The burden of establishing the relationship is always placed on the entity that contains the foreign key. In most cases, the entity is on the “many” side of the relationship.

Mandatory participation means that one entity occurrence requires a corresponding entity occurrence in a particular relationship. The mandatory participation is shown as a small hash mark across the relationship line(||). The existence of a mandatory relationship indicates that the minimum
cardinality is at least 1 for the mandatory entity.




Relationship Degree

A relationship degree indicates the number of entities or participants associated with a relationship. A unary relationship exists when an association is maintained within a single entity. A binary relationship exists when two entities are associated. A ternary relationship exists when three entities are associated.




  • Unary Relationships: As shown in the graph, an employee within the EMPLOYEE entity is the manager for one or more employees within that entity. The “manage”relationship means that EMPLOYEE requires another EMPLOYEE to be the manager –that is EMPLOYEE has a relationship with itself. Such a relationship is known as a recursive relationship.
  • Binary Relationships: This is the most common type of relationship, which means two entities are associated in a relationship.
  • Ternary and higher-order relationships: A ternary relationship implies an association among three different entities.
Recursive Relationship

A recursive relationship is one in which a relationship can exist between occurrences of the same entity set.

Unary relationships are common in manufacturing industries.

E.g. Figure4.19 illustrates that a rotor assembly (C-130) is composed of many parts, but each part is used to create only one rotor assembly.



Referential integrity deals with the correspondence of values in the foreign key with values in the related primary key. Referential integrity is not bidirectional.

Associative(composite) Entities

In practical terms, both participation and referential integrity involve the values used as primary keys and foreign keys to implement the relationship. This associative entity, also called a composite or bridge entity, is in a 1:M relationship with the parent entities and is composed of the primary key attributes of each parent entity. Furthermore, the associative entity can have additional attributes of its own.
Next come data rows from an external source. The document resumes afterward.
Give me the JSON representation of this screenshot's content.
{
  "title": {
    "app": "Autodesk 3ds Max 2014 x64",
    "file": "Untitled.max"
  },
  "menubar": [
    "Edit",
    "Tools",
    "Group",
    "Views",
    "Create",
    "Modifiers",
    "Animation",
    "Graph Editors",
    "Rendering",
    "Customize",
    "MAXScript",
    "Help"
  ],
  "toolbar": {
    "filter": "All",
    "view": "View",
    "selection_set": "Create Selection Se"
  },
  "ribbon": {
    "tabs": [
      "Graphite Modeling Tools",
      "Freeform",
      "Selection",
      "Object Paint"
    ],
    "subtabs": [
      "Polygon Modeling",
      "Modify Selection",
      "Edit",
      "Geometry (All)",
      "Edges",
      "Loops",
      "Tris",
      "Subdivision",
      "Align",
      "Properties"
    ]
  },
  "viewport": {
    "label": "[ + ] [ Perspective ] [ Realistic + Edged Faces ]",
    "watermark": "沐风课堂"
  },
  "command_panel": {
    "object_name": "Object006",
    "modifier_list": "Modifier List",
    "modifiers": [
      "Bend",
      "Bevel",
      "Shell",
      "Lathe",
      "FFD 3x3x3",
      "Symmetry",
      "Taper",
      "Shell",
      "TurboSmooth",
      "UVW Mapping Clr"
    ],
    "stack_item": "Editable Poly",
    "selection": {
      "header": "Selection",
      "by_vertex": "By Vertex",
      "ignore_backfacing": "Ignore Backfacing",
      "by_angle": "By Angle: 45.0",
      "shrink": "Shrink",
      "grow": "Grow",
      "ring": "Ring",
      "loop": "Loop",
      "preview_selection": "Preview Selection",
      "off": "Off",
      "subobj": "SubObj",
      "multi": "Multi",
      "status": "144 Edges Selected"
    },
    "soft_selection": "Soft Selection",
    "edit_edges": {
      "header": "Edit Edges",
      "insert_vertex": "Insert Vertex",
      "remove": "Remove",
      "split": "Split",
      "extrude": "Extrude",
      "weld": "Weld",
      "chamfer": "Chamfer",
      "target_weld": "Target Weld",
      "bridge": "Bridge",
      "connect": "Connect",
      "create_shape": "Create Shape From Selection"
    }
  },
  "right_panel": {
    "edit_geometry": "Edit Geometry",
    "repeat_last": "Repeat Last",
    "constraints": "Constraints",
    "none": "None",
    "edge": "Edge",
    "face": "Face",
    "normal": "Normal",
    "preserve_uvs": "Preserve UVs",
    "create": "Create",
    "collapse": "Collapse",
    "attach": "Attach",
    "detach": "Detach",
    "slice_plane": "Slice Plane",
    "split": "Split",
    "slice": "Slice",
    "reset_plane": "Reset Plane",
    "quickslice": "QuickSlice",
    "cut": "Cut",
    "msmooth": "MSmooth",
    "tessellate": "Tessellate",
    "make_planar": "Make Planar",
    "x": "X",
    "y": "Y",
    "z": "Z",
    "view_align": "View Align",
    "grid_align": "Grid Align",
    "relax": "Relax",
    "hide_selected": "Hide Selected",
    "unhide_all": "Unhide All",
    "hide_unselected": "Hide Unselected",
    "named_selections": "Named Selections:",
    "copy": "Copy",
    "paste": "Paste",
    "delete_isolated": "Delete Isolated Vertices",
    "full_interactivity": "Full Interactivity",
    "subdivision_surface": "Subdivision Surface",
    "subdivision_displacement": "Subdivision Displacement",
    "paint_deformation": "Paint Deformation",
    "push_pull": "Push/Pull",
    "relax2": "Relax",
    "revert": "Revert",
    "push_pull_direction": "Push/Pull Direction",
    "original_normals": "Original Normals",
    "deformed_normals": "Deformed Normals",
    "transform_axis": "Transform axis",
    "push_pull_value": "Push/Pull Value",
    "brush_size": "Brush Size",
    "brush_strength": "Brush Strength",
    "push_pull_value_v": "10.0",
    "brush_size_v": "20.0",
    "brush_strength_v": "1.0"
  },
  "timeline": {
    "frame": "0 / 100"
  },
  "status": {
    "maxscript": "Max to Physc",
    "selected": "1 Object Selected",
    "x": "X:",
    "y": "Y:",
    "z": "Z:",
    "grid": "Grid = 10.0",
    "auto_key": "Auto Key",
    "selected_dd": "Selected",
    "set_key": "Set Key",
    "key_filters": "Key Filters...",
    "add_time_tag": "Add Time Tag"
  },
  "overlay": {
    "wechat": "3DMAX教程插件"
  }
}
When using the Crow’s Foot notation, the associative entity is identified as a strong (identifying) relationship, as indicated by the solid relationship lines between the parents and the associative entity.

Develop an ERD

Building an ERD usually involves the following activities:

  • Create a detailed narrative of the organisation’s description of operations.
  • Identify the business rules based on the description of operations.
  • Identify the main entities and relationships from the business rules.
  • Develop the initial ERD.
  • Identify the attributes and primary keys that adequately describe the entities.
  • Revise and review the ERD.